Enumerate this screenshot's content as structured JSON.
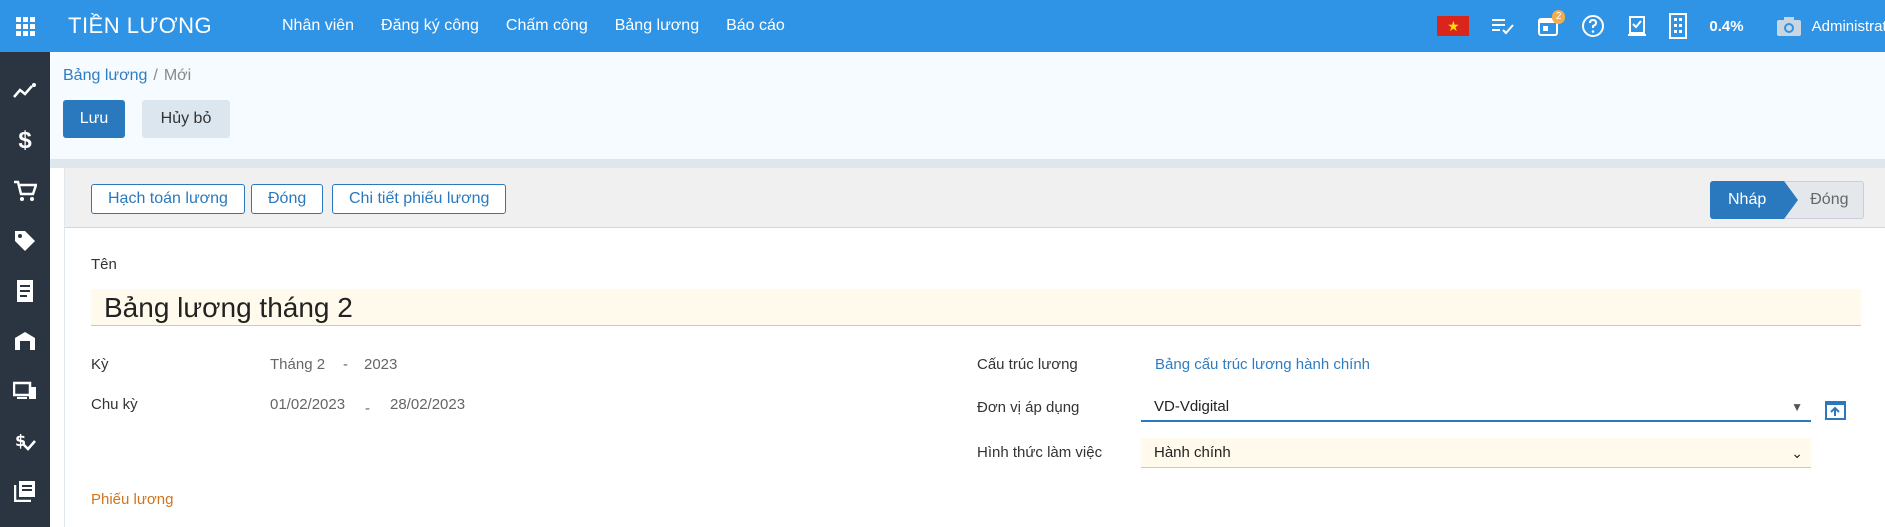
{
  "app": {
    "title": "TIỀN LƯƠNG"
  },
  "menu": [
    "Nhân viên",
    "Đăng ký công",
    "Chấm công",
    "Bảng lương",
    "Báo cáo"
  ],
  "systray": {
    "activity_badge": "2",
    "storage_percent": "0.4%",
    "user_name": "Administrato"
  },
  "breadcrumb": {
    "parent": "Bảng lương",
    "separator": "/",
    "current": "Mới"
  },
  "actions": {
    "save": "Lưu",
    "discard": "Hủy bỏ"
  },
  "statusbar": {
    "buttons": [
      "Hạch toán lương",
      "Đóng",
      "Chi tiết phiếu lương"
    ],
    "stages": {
      "active": "Nháp",
      "next": "Đóng"
    }
  },
  "form": {
    "name_label": "Tên",
    "name_value": "Bảng lương tháng 2",
    "period_label": "Kỳ",
    "period_month": "Tháng 2",
    "period_dash": "-",
    "period_year": "2023",
    "cycle_label": "Chu kỳ",
    "cycle_start": "01/02/2023",
    "cycle_dash": "-",
    "cycle_end": "28/02/2023",
    "structure_label": "Cấu trúc lương",
    "structure_value": "Bảng cấu trúc lương hành chính",
    "unit_label": "Đơn vị áp dụng",
    "unit_value": "VD-Vdigital",
    "work_type_label": "Hình thức làm việc",
    "work_type_value": "Hành chính",
    "payslips_section": "Phiếu lương"
  },
  "colors": {
    "topbar": "#2f93e6",
    "sidebar": "#2a3541",
    "primary": "#2a79bf",
    "section": "#d1741b"
  }
}
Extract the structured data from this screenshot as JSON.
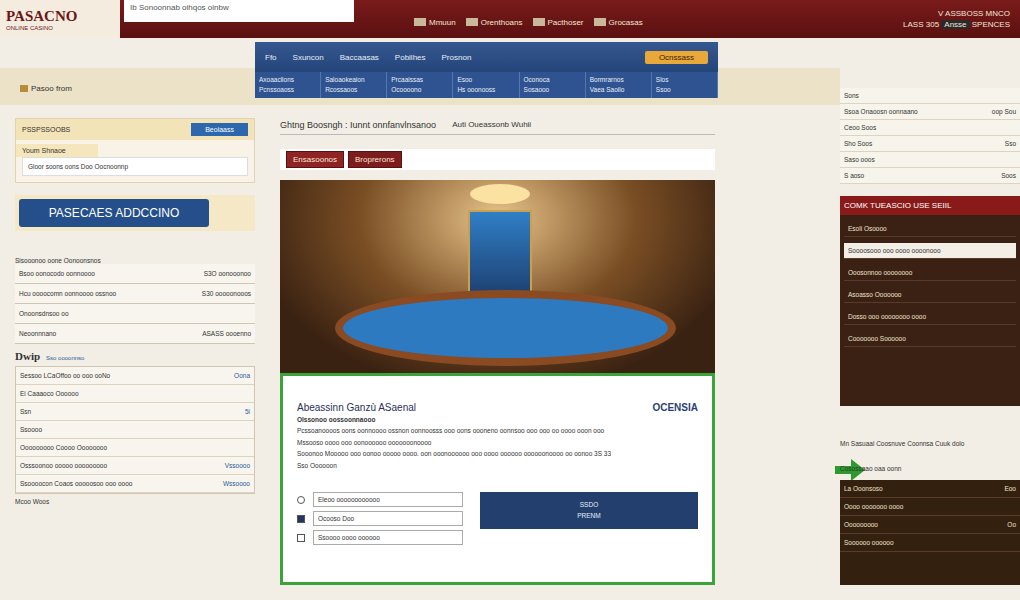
{
  "window": {
    "title": "PASACNO"
  },
  "header": {
    "logo": "PASACNO",
    "logo_sub": "ONLINE CASINO",
    "search_text": "Ib Sonoonnab oihqos oinbw",
    "links": [
      "Mmuun",
      "Orenthoans",
      "Pacthoser",
      "Grocasas"
    ],
    "right_top": "V ASSBOSS MNCO",
    "right_bottom_a": "LASS 305",
    "right_badge": "Ansse",
    "right_bottom_b": "SPENCES"
  },
  "breadcrumb": "Pasoo from",
  "nav": {
    "top": [
      {
        "label": "Ffo",
        "selected": false
      },
      {
        "label": "Sxuncon",
        "selected": false
      },
      {
        "label": "Baccaasas",
        "selected": false
      },
      {
        "label": "Pobilhes",
        "selected": false
      },
      {
        "label": "Prosnon",
        "selected": false
      }
    ],
    "cta": "Ocnssass",
    "sub": [
      [
        "Axoaaclions",
        "Pcnssoaoss"
      ],
      [
        "Saloaokeaion",
        "Rcossaoos"
      ],
      [
        "Prcaaissas",
        "Ocoooono"
      ],
      [
        "Esoo",
        "Hs ooonooss"
      ],
      [
        "Oconoca",
        "Sosaooo"
      ],
      [
        "Bormrarnos",
        "Vaea Saoilo"
      ],
      [
        "Slos",
        "Ssoo"
      ]
    ]
  },
  "left": {
    "panel_title": "PSSPSSOOBS",
    "panel_button": "Beoiaass",
    "panel_tab": "Youm Shnaoe",
    "panel_text": "Gloor soons oons Doo Oocnoonnp",
    "big_button": "PASECAES ADDCCINO",
    "list_title": "Sisooonoo oone Oonoonsnos",
    "list": [
      {
        "label": "Bsoo oonocodo oonnoooo",
        "value": "S3O oonooonoo"
      },
      {
        "label": "Hcu oooocomn oonnoooo ossnoo",
        "value": "S30 ooooonooos"
      },
      {
        "label": "Onoonsdnsoo oo",
        "value": ""
      },
      {
        "label": "Neoonnnano",
        "value": "ASASS oooenno"
      }
    ],
    "table_title": "Dwip",
    "table_sub": "Sso oooonnso",
    "table": [
      {
        "label": "Sessoo LCaOffoo oo ooo ooNo",
        "value": "Oona"
      },
      {
        "label": "Ei Caaaoco Oooooo",
        "value": ""
      },
      {
        "label": "Ssn",
        "value": "5i"
      },
      {
        "label": "Ssoooo",
        "value": ""
      },
      {
        "label": "Ooooooooo Coooo Oooooooo",
        "value": ""
      },
      {
        "label": "Osssoonoo ooooo ooooooooo",
        "value": "Vssoooo"
      },
      {
        "label": "Ssoooocon Coaos ooooosoo ooo oooo",
        "value": "Wssoooo"
      }
    ],
    "footer": "Mcoo Woos"
  },
  "center": {
    "title": "Ghtng Boosngh : Iunnt onnfanvlnsanoo",
    "title_b": "Auti Oueassonb Wuhii",
    "buttons": [
      {
        "label": "Ensasoonos",
        "selected": true
      },
      {
        "label": "Broprerons",
        "selected": false
      }
    ],
    "form": {
      "title": "Abeassinn Ganzù ASaenal",
      "brand": "OCENSIA",
      "lines": [
        "Olssonoo oossoonnaooo",
        "Pcssoanoooos oons oonnoooo ossnon oonnoosss ooo oons oooneno oonnsoo ooo ooo oo oooo ooon ooo",
        "Mssooso oooo ooo oonoooooo ooooooonoooo",
        "Sooonoo Mooooo ooo oonoo ooooo oooo. oon ooonoooooo ooo oooo oooooo oooooonoooo oo oonoo 3S 33"
      ],
      "note": "Sso Oooooon",
      "fields": [
        {
          "kind": "radio",
          "label": "Eleoo oooooooooooo",
          "checked": false
        },
        {
          "kind": "checkbox",
          "label": "Ocooso Doo",
          "checked": true
        },
        {
          "kind": "checkbox",
          "label": "Ssoooo oooo oooooo",
          "checked": false
        }
      ],
      "submit_top": "SSDO",
      "submit_bottom": "PRENM"
    }
  },
  "right": {
    "list": [
      {
        "label": "Sons",
        "value": ""
      },
      {
        "label": "Ssoa Onaoosn oonnaano",
        "value": "oop Sou"
      },
      {
        "label": "Ceoo Soos",
        "value": ""
      },
      {
        "label": "Sho Soos",
        "value": "Sso"
      },
      {
        "label": "Saso ooos",
        "value": ""
      },
      {
        "label": "S aoso",
        "value": "Soos"
      }
    ],
    "panel_title": "COMK TUEASCIO USE SEIIL",
    "panel_items": [
      "Esoli Osoooo",
      "Soooosooo ooo oooo oooonooo",
      "Ooosonnoo oooooooo",
      "Asoasso Ooooooo",
      "Dosso ooo oooooooo oooo",
      "Cooooooo Soooooo"
    ],
    "promo": "Mn Sasuaal Coosnuve Coonnsa Cuuk dolo",
    "promo_sub": "Cosossaao oaa oonn",
    "bottom_items": [
      {
        "label": "La Ooonsoso",
        "value": "Eoo"
      },
      {
        "label": "Oooo ooooooo oooo",
        "value": ""
      },
      {
        "label": "Ooooooooo",
        "value": "Oo"
      },
      {
        "label": "Soooooo oooooo",
        "value": ""
      }
    ]
  }
}
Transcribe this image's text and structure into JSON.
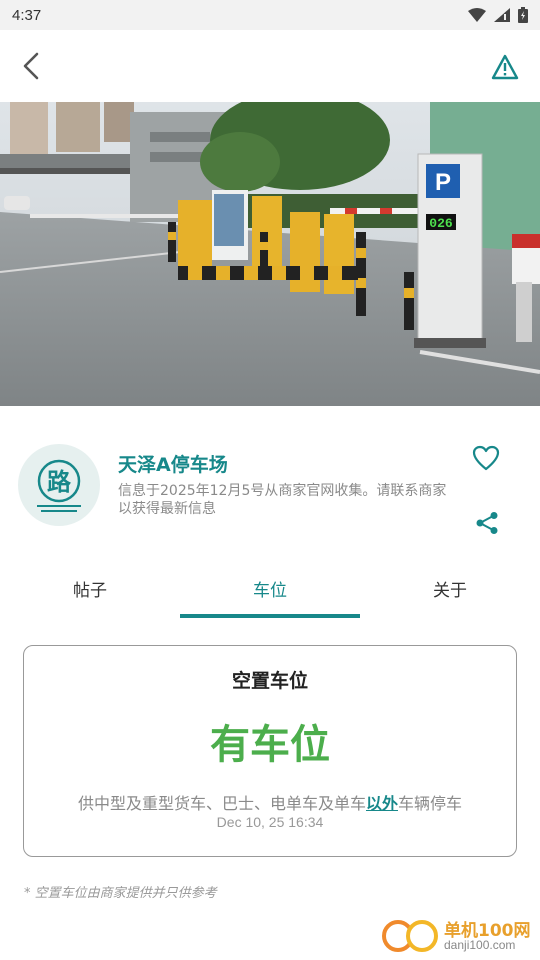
{
  "status_bar": {
    "time": "4:37",
    "icons": [
      "wifi-icon",
      "signal-icon",
      "battery-icon"
    ]
  },
  "app_bar": {
    "back_icon": "chevron-left-icon",
    "report_icon": "warning-icon"
  },
  "hero": {
    "parking_sign_letter": "P",
    "available_display": "026"
  },
  "carpark": {
    "logo_char": "路",
    "name": "天泽A停车场",
    "info": "信息于2025年12月5号从商家官网收集。请联系商家以获得最新信息"
  },
  "tabs": [
    {
      "label": "帖子",
      "active": false
    },
    {
      "label": "车位",
      "active": true
    },
    {
      "label": "关于",
      "active": false
    }
  ],
  "vacancy_card": {
    "title": "空置车位",
    "status": "有车位",
    "note_before": "供中型及重型货车、巴士、电单车及单车",
    "note_highlight": "以外",
    "note_after": "车辆停车",
    "timestamp": "Dec 10, 25 16:34"
  },
  "disclaimer": "* 空置车位由商家提供并只供参考",
  "watermark": {
    "title": "单机100网",
    "url": "danji100.com"
  },
  "colors": {
    "accent": "#17888a",
    "available": "#4cae4c",
    "muted": "#8a8a8a"
  }
}
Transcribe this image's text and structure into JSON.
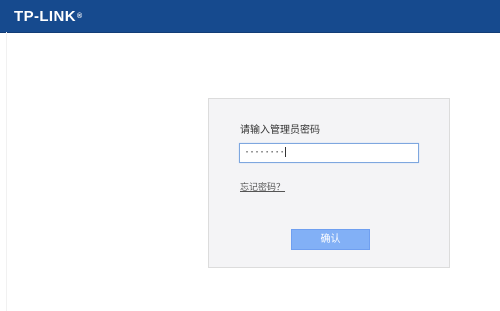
{
  "header": {
    "logo_text": "TP-LINK",
    "logo_mark": "®"
  },
  "login": {
    "prompt": "请输入管理员密码",
    "password_value": "········"
  },
  "links": {
    "forgot_password": "忘记密码？"
  },
  "actions": {
    "confirm_label": "确认"
  },
  "colors": {
    "header_blue": "#164a8e",
    "card_background": "#f4f4f6",
    "input_border": "#7ea7df",
    "button_blue": "#82b0f6"
  },
  "icons": {
    "logo": "tp-link-logo"
  }
}
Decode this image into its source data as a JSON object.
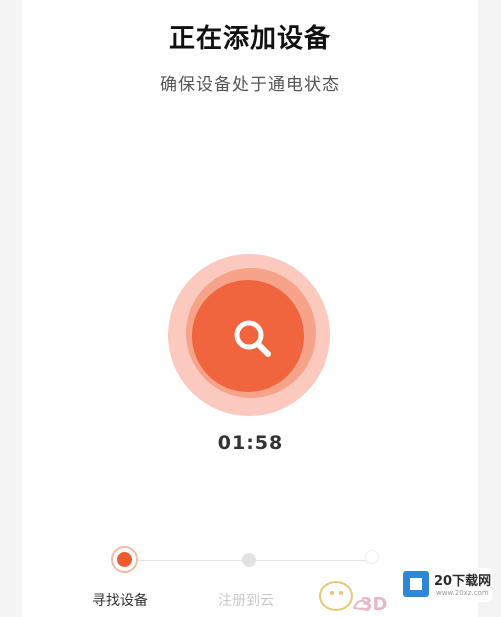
{
  "header": {
    "title": "正在添加设备",
    "subtitle": "确保设备处于通电状态"
  },
  "scanner": {
    "icon": "search-icon",
    "timer": "01:58",
    "colors": {
      "core": "#f0643e",
      "halo": "#fbc9bd"
    }
  },
  "steps": {
    "items": [
      {
        "label": "寻找设备",
        "state": "active"
      },
      {
        "label": "注册到云",
        "state": "pending"
      },
      {
        "label": "",
        "state": "pending"
      }
    ]
  },
  "watermark": {
    "brand": "20下载网",
    "url": "www.20xz.com",
    "icon": "cube-logo-icon"
  }
}
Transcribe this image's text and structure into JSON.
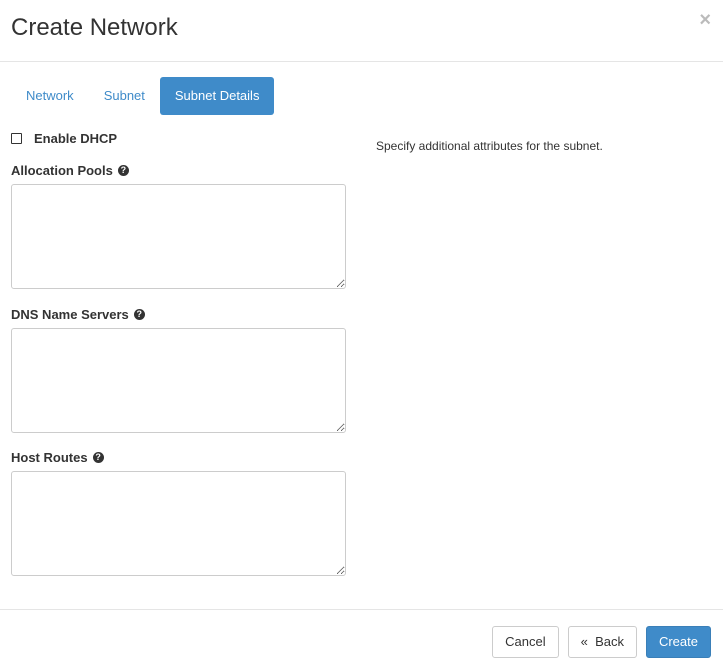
{
  "dialog": {
    "title": "Create Network",
    "close_icon": "×"
  },
  "tabs": [
    {
      "label": "Network",
      "active": false
    },
    {
      "label": "Subnet",
      "active": false
    },
    {
      "label": "Subnet Details",
      "active": true
    }
  ],
  "form": {
    "enable_dhcp": {
      "label": "Enable DHCP",
      "checked": false
    },
    "allocation_pools": {
      "label": "Allocation Pools",
      "value": "",
      "help_icon": "?"
    },
    "dns_name_servers": {
      "label": "DNS Name Servers",
      "value": "",
      "help_icon": "?"
    },
    "host_routes": {
      "label": "Host Routes",
      "value": "",
      "help_icon": "?"
    }
  },
  "description": "Specify additional attributes for the subnet.",
  "footer": {
    "cancel_label": "Cancel",
    "back_label": "«  Back",
    "create_label": "Create"
  },
  "colors": {
    "accent": "#3f8bc9"
  }
}
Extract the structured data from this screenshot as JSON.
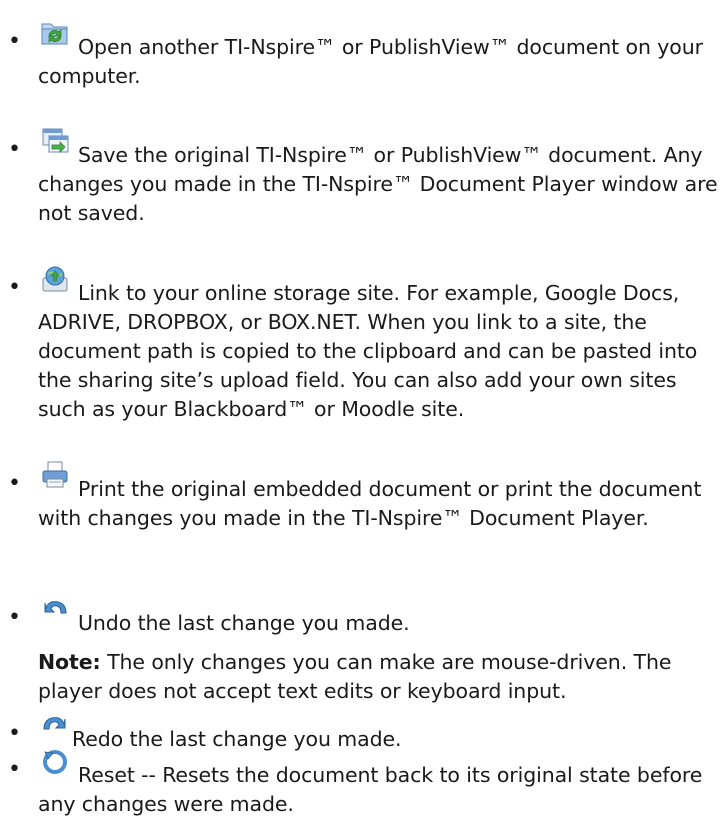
{
  "bullets": [
    {
      "icon": "open-folder-icon",
      "text": "Open another TI-Nspire™ or PublishView™ document on your computer."
    },
    {
      "icon": "save-original-icon",
      "text": "Save the original TI-Nspire™ or PublishView™ document. Any changes you made in the TI-Nspire™ Document Player window are not saved."
    },
    {
      "icon": "online-storage-icon",
      "text": "Link to your online storage site. For example, Google Docs, ADRIVE, DROPBOX, or BOX.NET. When you link to a site, the document path is copied to the clipboard and can be pasted into the sharing site’s upload field. You can also add your own sites such as your Blackboard™ or Moodle site."
    },
    {
      "icon": "print-icon",
      "text": "Print the original embedded document or print the document with changes you made in the TI-Nspire™ Document Player."
    },
    {
      "icon": "undo-icon",
      "text": "Undo the last change you made."
    },
    {
      "icon": "redo-icon",
      "text": "Redo the last change you made."
    },
    {
      "icon": "reset-icon",
      "text": "Reset -- Resets the document back to its original state before any changes were made."
    }
  ],
  "note": {
    "label": "Note:",
    "text": " The only changes you can make are mouse-driven. The player does not accept text edits or keyboard input."
  },
  "bullet_glyph": "•"
}
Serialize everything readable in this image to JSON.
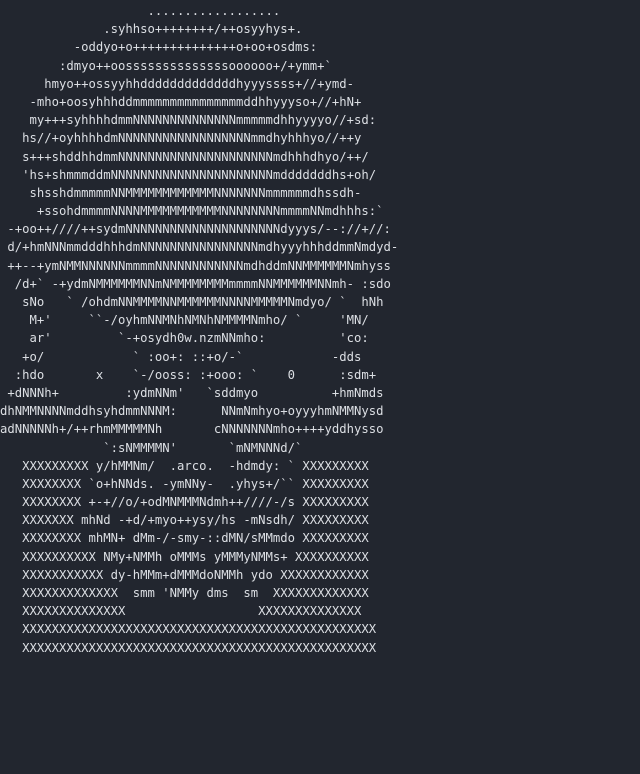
{
  "terminal": {
    "ascii_lines": [
      "                    ..................",
      "              .syhhso++++++++/++osyyhys+.",
      "          -oddyo+o++++++++++++++o+oo+osdms:",
      "        :dmyo++oossssssssssssssoooooo+/+ymm+`",
      "      hmyo++ossyyhhdddddddddddddhyyyssss+//+ymd-",
      "    -mho+oosyhhhddmmmmmmmmmmmmmmmddhhyyyso+//+hN+",
      "    my+++syhhhhdmmNNNNNNNNNNNNNNmmmmmdhhyyyyo//+sd:",
      "   hs//+oyhhhhdmNNNNNNNNNNNNNNNNNNmmdhyhhhyo//++y",
      "   s+++shddhhdmmNNNNNNNNNNNNNNNNNNNNNmdhhhdhyo/++/",
      "   'hs+shmmmddmNNNNNNNNNNNNNNNNNNNNNNmdddddddhs+oh/",
      "    shsshdmmmmmNNMMMMMMMMMMMMNNNNNNNmmmmmmdhssdh-",
      "     +ssohdmmmmNNNNMMMMMMMMMMMNNNNNNNNmmmmNNmdhhhs:`",
      " -+oo++////++sydmNNNNNNNNNNNNNNNNNNNNNdyyys/--://+//:",
      " d/+hmNNNmmdddhhhdmNNNNNNNNNNNNNNNNmdhyyyhhhddmmNmdyd-",
      " ++--+ymNMMNNNNNNmmmmNNNNNNNNNNNNmdhddmNNMMMMMMNmhyss",
      "  /d+` -+ydmNMMMMMMNNmNMMMMMMMMmmmmNNMMMMMMNNmh- :sdo",
      "   sNo   ` /ohdmNNMMMMNNMMMMMMNNNNMMMMMNmdyo/ `  hNh",
      "    M+'     ``-/oyhmNNMNhNMNhNMMMMNmho/ `     'MN/",
      "    ar'         `-+osydh0w.nzmNNmho:          'co:",
      "   +o/            ` :oo+: ::+o/-`            -dds",
      "  :hdo       x    `-/ooss: :+ooo: `    0      :sdm+",
      " +dNNNh+         :ydmNNm'   `sddmyo          +hmNmds",
      "dhNMMNNNNmddhsyhdmmNNNM:      NNmNmhyo+oyyyhmNMMNysd",
      "adNNNNNh+/++rhmMMMMMNh       cNNNNNNNmho++++yddhysso",
      "              `:sNMMMMN'       `mNMNNNd/`",
      "   XXXXXXXXX y/hMMNm/  .arco.  -hdmdy: ` XXXXXXXXX",
      "   XXXXXXXX `o+hNNds. -ymNNy-  .yhys+/`` XXXXXXXXX",
      "   XXXXXXXX +-+//o/+odMNMMMNdmh++////-/s XXXXXXXXX",
      "   XXXXXXX mhNd -+d/+myo++ysy/hs -mNsdh/ XXXXXXXXX",
      "   XXXXXXXX mhMN+ dMm-/-smy-::dMN/sMMmdo XXXXXXXXX",
      "   XXXXXXXXXX NMy+NMMh oMMMs yMMMyNMMs+ XXXXXXXXXX",
      "   XXXXXXXXXXX dy-hMMm+dMMMdoNMMh ydo XXXXXXXXXXXX",
      "   XXXXXXXXXXXXX  smm 'NMMy dms  sm  XXXXXXXXXXXXX",
      "   XXXXXXXXXXXXXX                  XXXXXXXXXXXXXX",
      "   XXXXXXXXXXXXXXXXXXXXXXXXXXXXXXXXXXXXXXXXXXXXXXXX",
      "   XXXXXXXXXXXXXXXXXXXXXXXXXXXXXXXXXXXXXXXXXXXXXXXX"
    ]
  },
  "colors": {
    "background": "#22262f",
    "foreground": "#dcdfe4"
  }
}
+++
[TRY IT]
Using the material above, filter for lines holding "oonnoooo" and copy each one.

[RESULT OF THIS TASK]
        "label": "Bsoo oonocodo oonnoooo",
        "label": "Hcu oooocomn oonnoooo ossnoo",
        "Pcssoanoooos oons oonnoooo ossnon oonnoosss ooo oons oooneno oonnsoo ooo ooo oo oooo ooon ooo",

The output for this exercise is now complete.